Exercise brief: Every entry below must be repeated exactly; skip the pictures.

************

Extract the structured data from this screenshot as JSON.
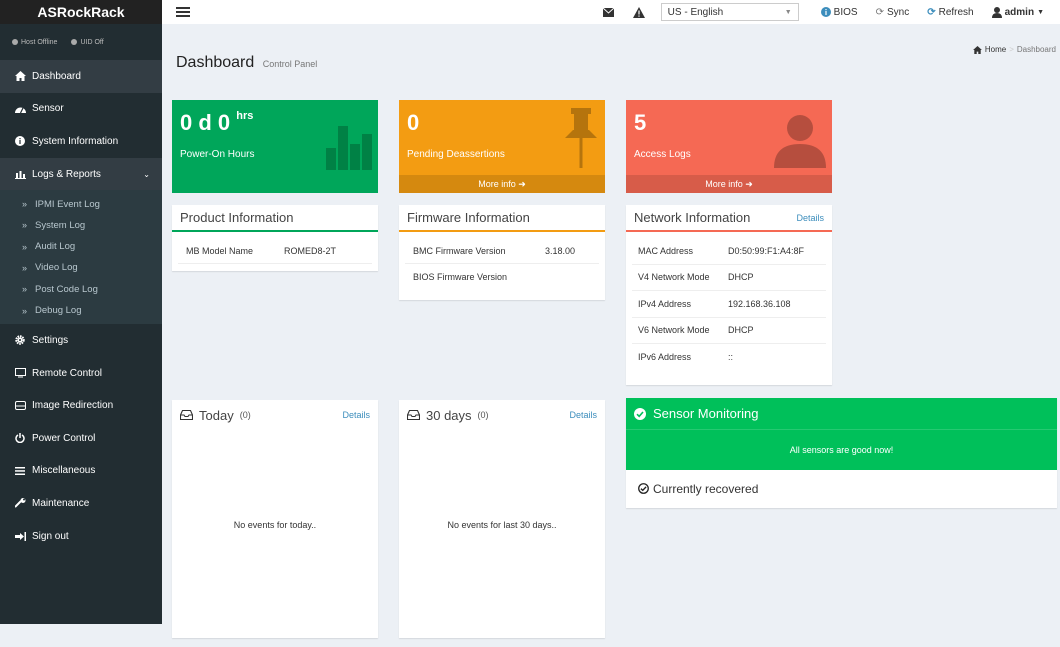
{
  "header": {
    "brand": "ASRockRack",
    "language": "US - English",
    "bios_label": "BIOS",
    "sync_label": "Sync",
    "refresh_label": "Refresh",
    "user_label": "admin"
  },
  "sidebar": {
    "host_status": "Host Offline",
    "uid_status": "UID Off",
    "items": [
      {
        "label": "Dashboard",
        "icon": "dashboard-icon"
      },
      {
        "label": "Sensor",
        "icon": "sensor-icon"
      },
      {
        "label": "System Information",
        "icon": "info-icon"
      },
      {
        "label": "Logs & Reports",
        "icon": "bar-chart-icon"
      },
      {
        "label": "Settings",
        "icon": "gear-icon"
      },
      {
        "label": "Remote Control",
        "icon": "monitor-icon"
      },
      {
        "label": "Image Redirection",
        "icon": "disk-icon"
      },
      {
        "label": "Power Control",
        "icon": "power-icon"
      },
      {
        "label": "Miscellaneous",
        "icon": "list-icon"
      },
      {
        "label": "Maintenance",
        "icon": "wrench-icon"
      },
      {
        "label": "Sign out",
        "icon": "sign-out-icon"
      }
    ],
    "logs_submenu": [
      "IPMI Event Log",
      "System Log",
      "Audit Log",
      "Video Log",
      "Post Code Log",
      "Debug Log"
    ]
  },
  "page": {
    "title": "Dashboard",
    "subtitle": "Control Panel",
    "breadcrumb_home": "Home",
    "breadcrumb_current": "Dashboard"
  },
  "stats": {
    "power_on_days": "0 d 0",
    "power_on_unit": "hrs",
    "power_on_label": "Power-On Hours",
    "pending_value": "0",
    "pending_label": "Pending Deassertions",
    "pending_more": "More info",
    "access_value": "5",
    "access_label": "Access Logs",
    "access_more": "More info"
  },
  "colors": {
    "green": "#00a65a",
    "orange": "#f39c12",
    "red": "#f56954",
    "sidebar": "#222d32",
    "link": "#3c8dbc"
  },
  "product": {
    "title": "Product Information",
    "rows": [
      {
        "label": "MB Model Name",
        "value": "ROMED8-2T"
      }
    ]
  },
  "firmware": {
    "title": "Firmware Information",
    "rows": [
      {
        "label": "BMC Firmware Version",
        "value": "3.18.00"
      },
      {
        "label": "BIOS Firmware Version",
        "value": ""
      }
    ]
  },
  "network": {
    "title": "Network Information",
    "details": "Details",
    "rows": [
      {
        "label": "MAC Address",
        "value": "D0:50:99:F1:A4:8F"
      },
      {
        "label": "V4 Network Mode",
        "value": "DHCP"
      },
      {
        "label": "IPv4 Address",
        "value": "192.168.36.108"
      },
      {
        "label": "V6 Network Mode",
        "value": "DHCP"
      },
      {
        "label": "IPv6 Address",
        "value": "::"
      }
    ]
  },
  "today": {
    "title": "Today",
    "count": "(0)",
    "details": "Details",
    "empty": "No events for today.."
  },
  "month": {
    "title": "30 days",
    "count": "(0)",
    "details": "Details",
    "empty": "No events for last 30 days.."
  },
  "sensor": {
    "title": "Sensor Monitoring",
    "status": "All sensors are good now!",
    "recovered": "Currently recovered"
  }
}
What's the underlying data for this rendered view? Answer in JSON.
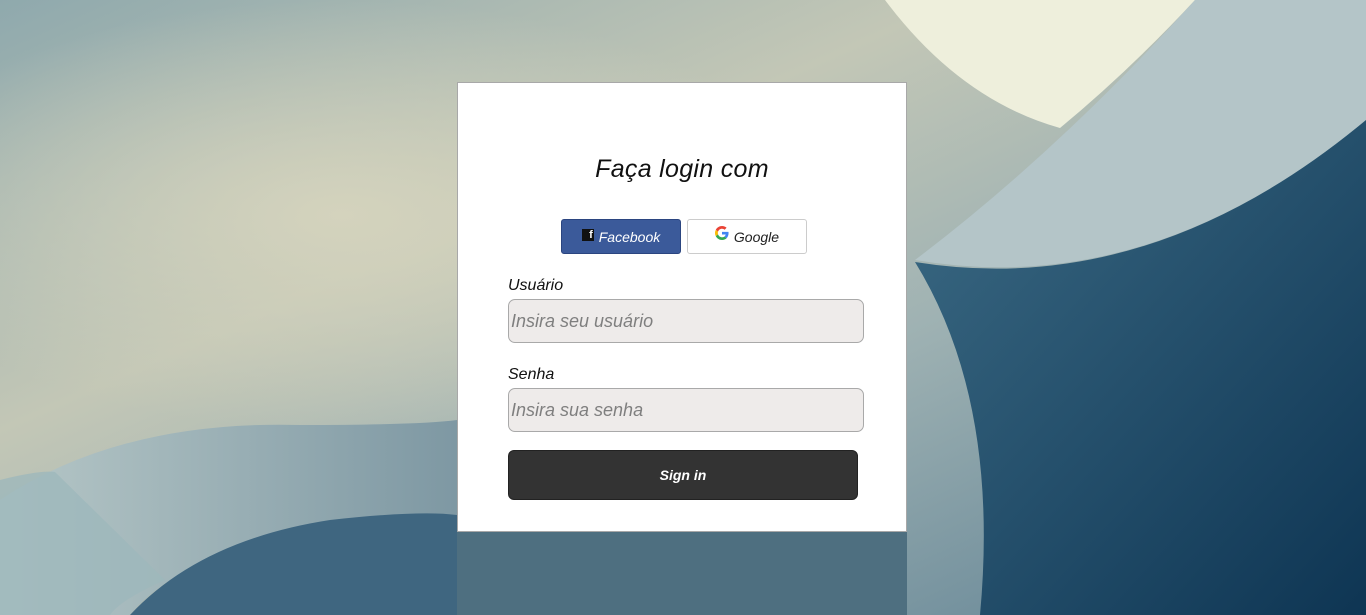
{
  "login": {
    "title": "Faça login com",
    "social": {
      "facebook_label": "Facebook",
      "google_label": "Google"
    },
    "username": {
      "label": "Usuário",
      "placeholder": "Insira seu usuário",
      "value": ""
    },
    "password": {
      "label": "Senha",
      "placeholder": "Insira sua senha",
      "value": ""
    },
    "submit_label": "Sign in"
  },
  "icons": {
    "facebook": "facebook-icon",
    "google": "google-icon"
  },
  "colors": {
    "facebook_blue": "#3b5a9a",
    "signin_button": "#333333",
    "input_background": "#eeebea",
    "card_background": "#ffffff"
  }
}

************

Answer:
Extract the structured data from this screenshot as JSON.
{
  "header": {
    "brand": "ASRockRack",
    "language": "US - English",
    "bios_label": "BIOS",
    "sync_label": "Sync",
    "refresh_label": "Refresh",
    "user_label": "admin"
  },
  "sidebar": {
    "host_status": "Host Offline",
    "uid_status": "UID Off",
    "items": [
      {
        "label": "Dashboard",
        "icon": "dashboard-icon"
      },
      {
        "label": "Sensor",
        "icon": "sensor-icon"
      },
      {
        "label": "System Information",
        "icon": "info-icon"
      },
      {
        "label": "Logs & Reports",
        "icon": "bar-chart-icon"
      },
      {
        "label": "Settings",
        "icon": "gear-icon"
      },
      {
        "label": "Remote Control",
        "icon": "monitor-icon"
      },
      {
        "label": "Image Redirection",
        "icon": "disk-icon"
      },
      {
        "label": "Power Control",
        "icon": "power-icon"
      },
      {
        "label": "Miscellaneous",
        "icon": "list-icon"
      },
      {
        "label": "Maintenance",
        "icon": "wrench-icon"
      },
      {
        "label": "Sign out",
        "icon": "sign-out-icon"
      }
    ],
    "logs_submenu": [
      "IPMI Event Log",
      "System Log",
      "Audit Log",
      "Video Log",
      "Post Code Log",
      "Debug Log"
    ]
  },
  "page": {
    "title": "Dashboard",
    "subtitle": "Control Panel",
    "breadcrumb_home": "Home",
    "breadcrumb_current": "Dashboard"
  },
  "stats": {
    "power_on_days": "0 d 0",
    "power_on_unit": "hrs",
    "power_on_label": "Power-On Hours",
    "pending_value": "0",
    "pending_label": "Pending Deassertions",
    "pending_more": "More info",
    "access_value": "5",
    "access_label": "Access Logs",
    "access_more": "More info"
  },
  "colors": {
    "green": "#00a65a",
    "orange": "#f39c12",
    "red": "#f56954",
    "sidebar": "#222d32",
    "link": "#3c8dbc"
  },
  "product": {
    "title": "Product Information",
    "rows": [
      {
        "label": "MB Model Name",
        "value": "ROMED8-2T"
      }
    ]
  },
  "firmware": {
    "title": "Firmware Information",
    "rows": [
      {
        "label": "BMC Firmware Version",
        "value": "3.18.00"
      },
      {
        "label": "BIOS Firmware Version",
        "value": ""
      }
    ]
  },
  "network": {
    "title": "Network Information",
    "details": "Details",
    "rows": [
      {
        "label": "MAC Address",
        "value": "D0:50:99:F1:A4:8F"
      },
      {
        "label": "V4 Network Mode",
        "value": "DHCP"
      },
      {
        "label": "IPv4 Address",
        "value": "192.168.36.108"
      },
      {
        "label": "V6 Network Mode",
        "value": "DHCP"
      },
      {
        "label": "IPv6 Address",
        "value": "::"
      }
    ]
  },
  "today": {
    "title": "Today",
    "count": "(0)",
    "details": "Details",
    "empty": "No events for today.."
  },
  "month": {
    "title": "30 days",
    "count": "(0)",
    "details": "Details",
    "empty": "No events for last 30 days.."
  },
  "sensor": {
    "title": "Sensor Monitoring",
    "status": "All sensors are good now!",
    "recovered": "Currently recovered"
  }
}
What's the underlying data for this rendered view? Answer in JSON.
{
  "login": {
    "title": "Faça login com",
    "social": {
      "facebook_label": "Facebook",
      "google_label": "Google"
    },
    "username": {
      "label": "Usuário",
      "placeholder": "Insira seu usuário",
      "value": ""
    },
    "password": {
      "label": "Senha",
      "placeholder": "Insira sua senha",
      "value": ""
    },
    "submit_label": "Sign in"
  },
  "icons": {
    "facebook": "facebook-icon",
    "google": "google-icon"
  },
  "colors": {
    "facebook_blue": "#3b5a9a",
    "signin_button": "#333333",
    "input_background": "#eeebea",
    "card_background": "#ffffff"
  }
}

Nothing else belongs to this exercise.